   51         foreach (var t in ienum) {

   52             first.Add(t.Value1);

   53             second.Add(t.Value2);

   54         }


   56         return Tuples.Tuple(first.AsEnumerable(), second.AsEnumerable());

   57     }

   58     ...


   60     public static Tuple<T1, T2> AsTuple<T1, T2>(this KeyValuePair<T1, T2> kvp) {

   61         return Tuples.Tuple(kvp.Key, kvp.Value);

   62     }

   63 }

The '...'s denote where the pattern is extended to cover all the tuple value counts from 2 to 5.

Only a little explanation is really needed here - the Tuple structs are read-only, so once they're initialized they can't be reset. In my experience this isn't a problem - I've never really *needed* that functionality where I can't just create a new Tuple. The static 'Tuples' class makes it easier to initialize a Tuple - using this, I can create a Tuple from existing data without having to add the type parameters. The compiler figures it out from the existing type data. Can't do this with constructors, sadly. The 'AsKeyValuePair' and 'AsTuple' methods (which only work with the 2-tuple struct) are pretty self explanatory.

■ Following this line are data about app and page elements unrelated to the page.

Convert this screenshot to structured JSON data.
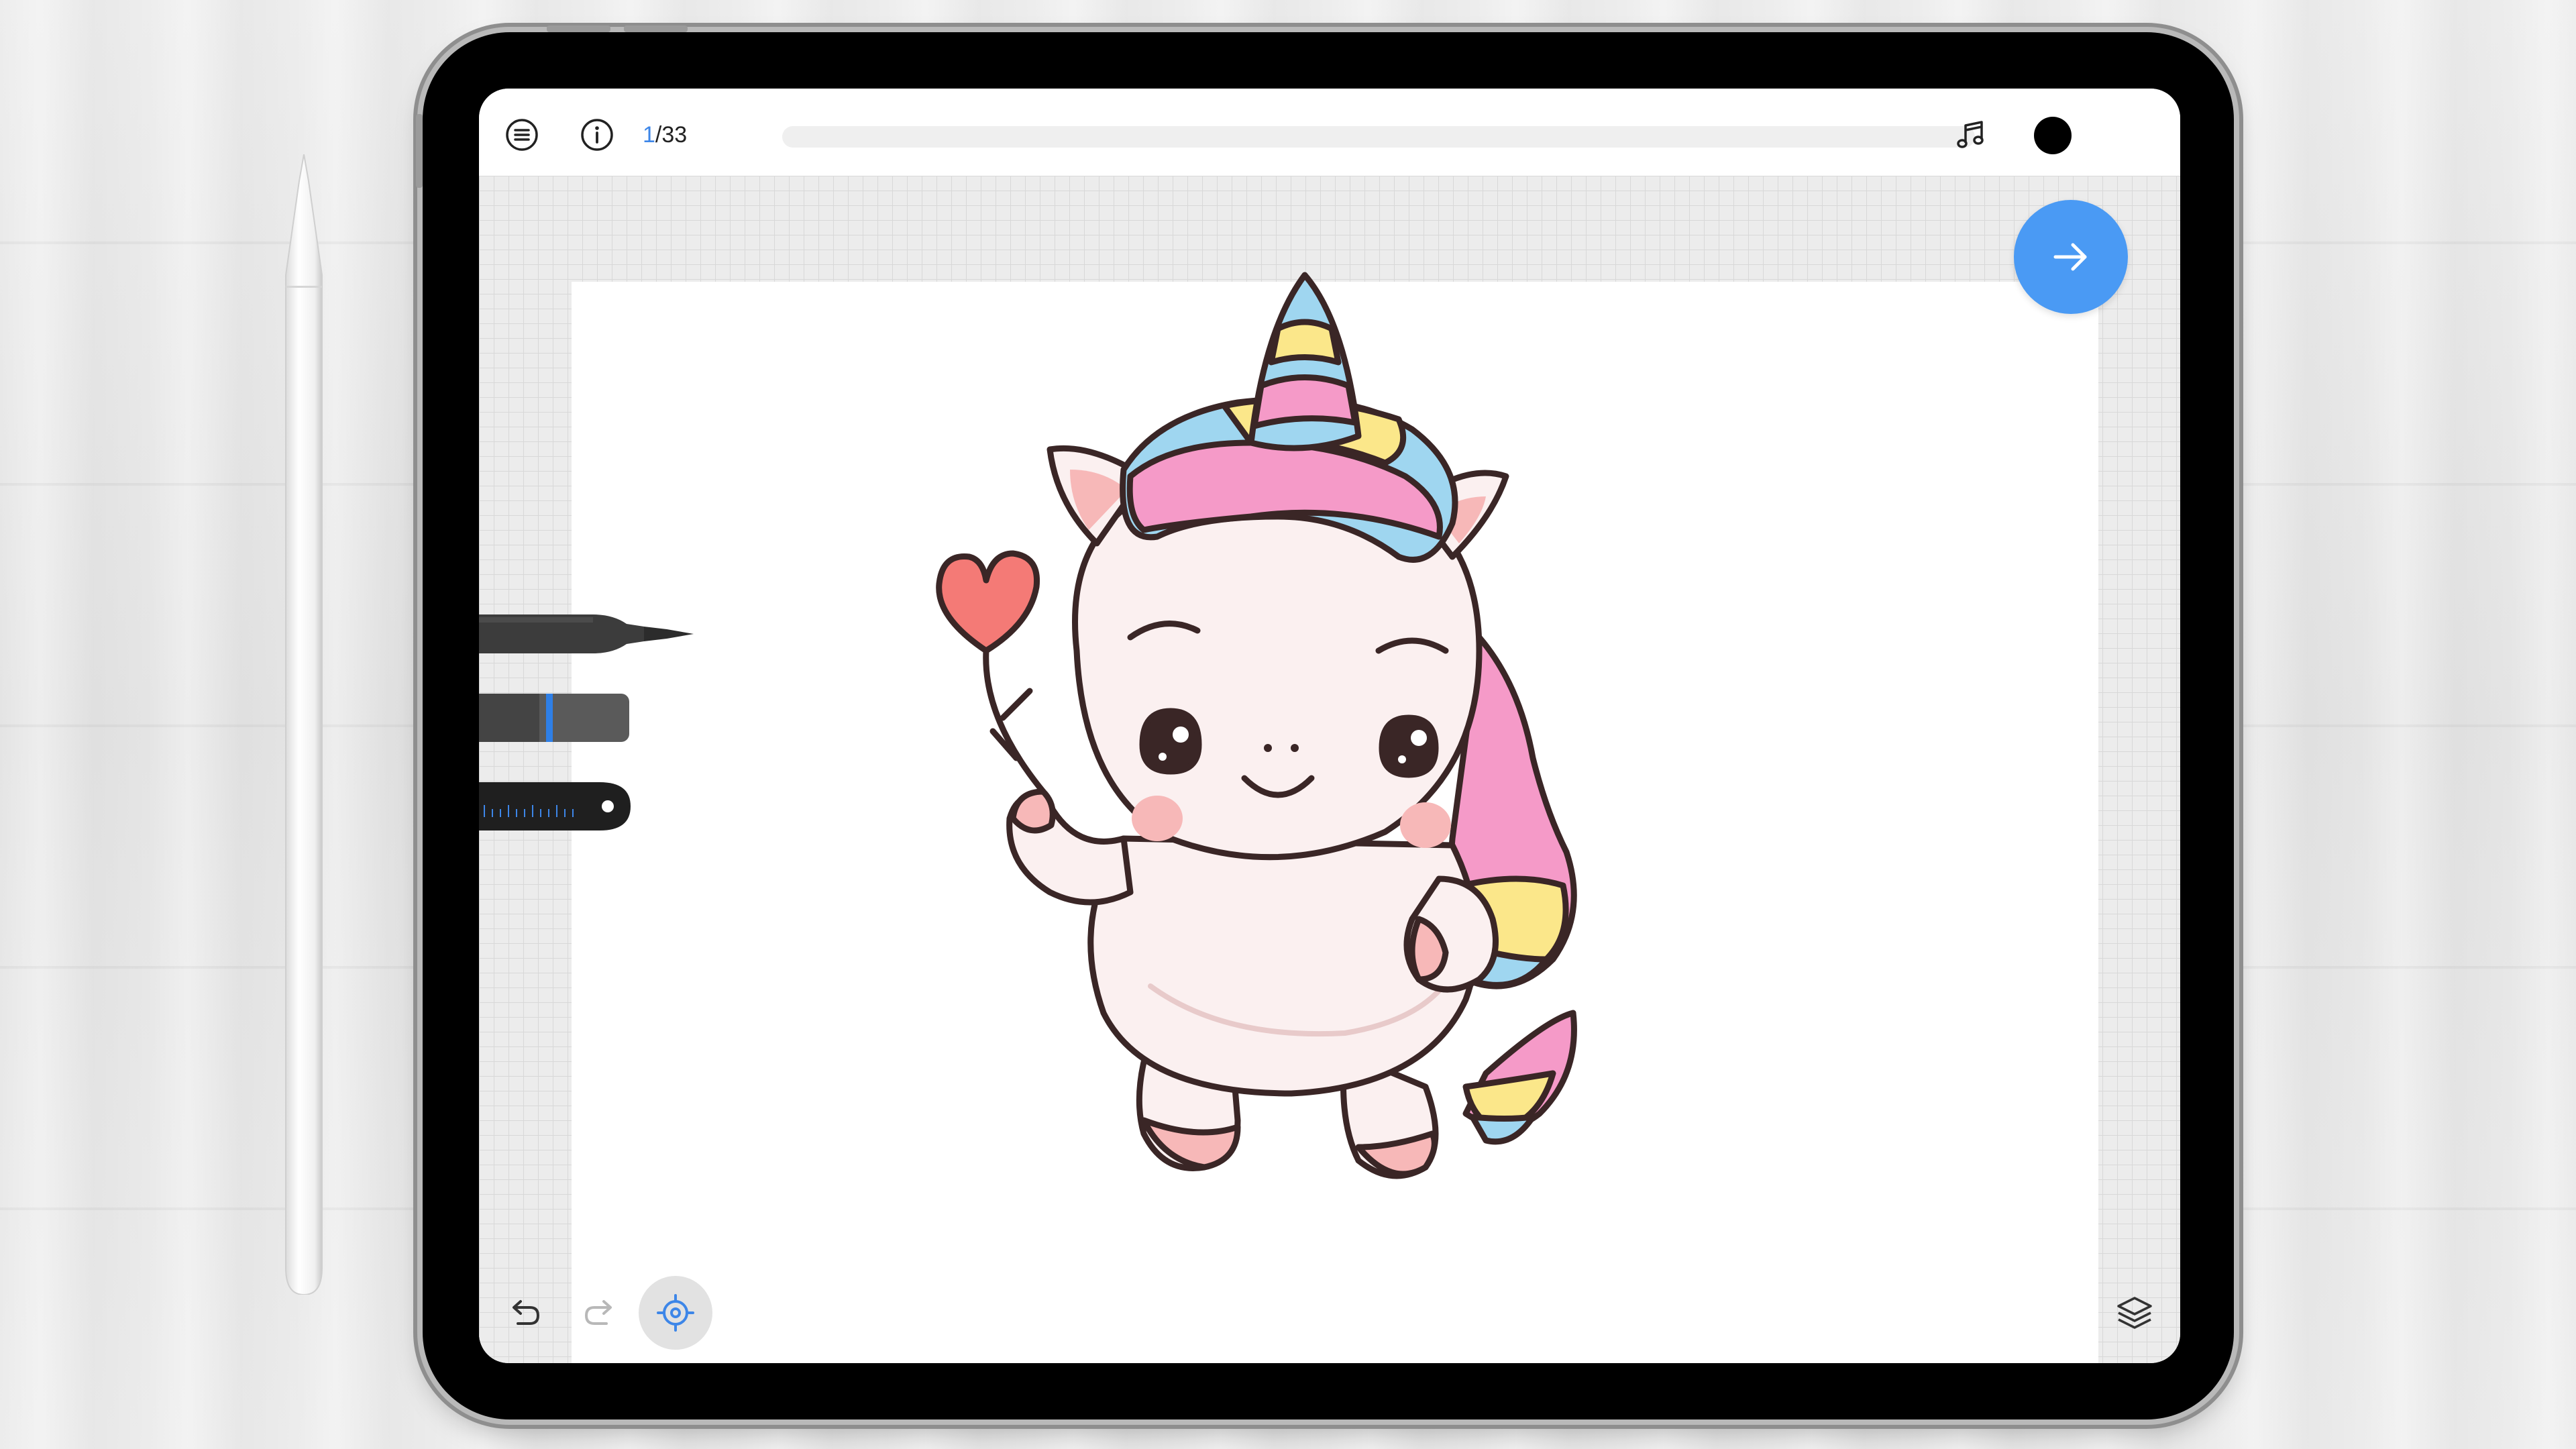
{
  "app": {
    "page_counter": {
      "current": "1",
      "total": "/33"
    },
    "progress_fraction": 0.0
  },
  "toolbar": {
    "menu_icon": "menu-icon",
    "info_icon": "info-icon",
    "music_icon": "music-note-icon",
    "color_swatch": "#000000"
  },
  "canvas": {
    "artwork": "unicorn-illustration",
    "next_icon": "arrow-right-icon",
    "accent_color": "#4a9af4"
  },
  "side_tools": [
    "marker-pen-icon",
    "eraser-icon",
    "ruler-icon"
  ],
  "bottom_tools": [
    "undo-icon",
    "redo-icon",
    "recenter-icon",
    "layers-icon"
  ]
}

The Zip method takes two or more IEnumerables and 'zips' them together into a single IEnumerable of Tuples. The Unzip method sort performs the reverse, although since you can only return one value from a method I package the unzipped Enumerables in a single Tuple.

If you'd like to use this in your own projects, I've uploaded my Tuples file to PasteBin - you can get to it from here. No attribution needed - though it would be nice if you'd drop a line here to let me know it's been useful to you. =)

1 comment:

Andreas said...

if (!(obj is Tuple))
return false;
if (obj == null)
return false;

The second if is redundant since if obj is null, the first if will already bail out.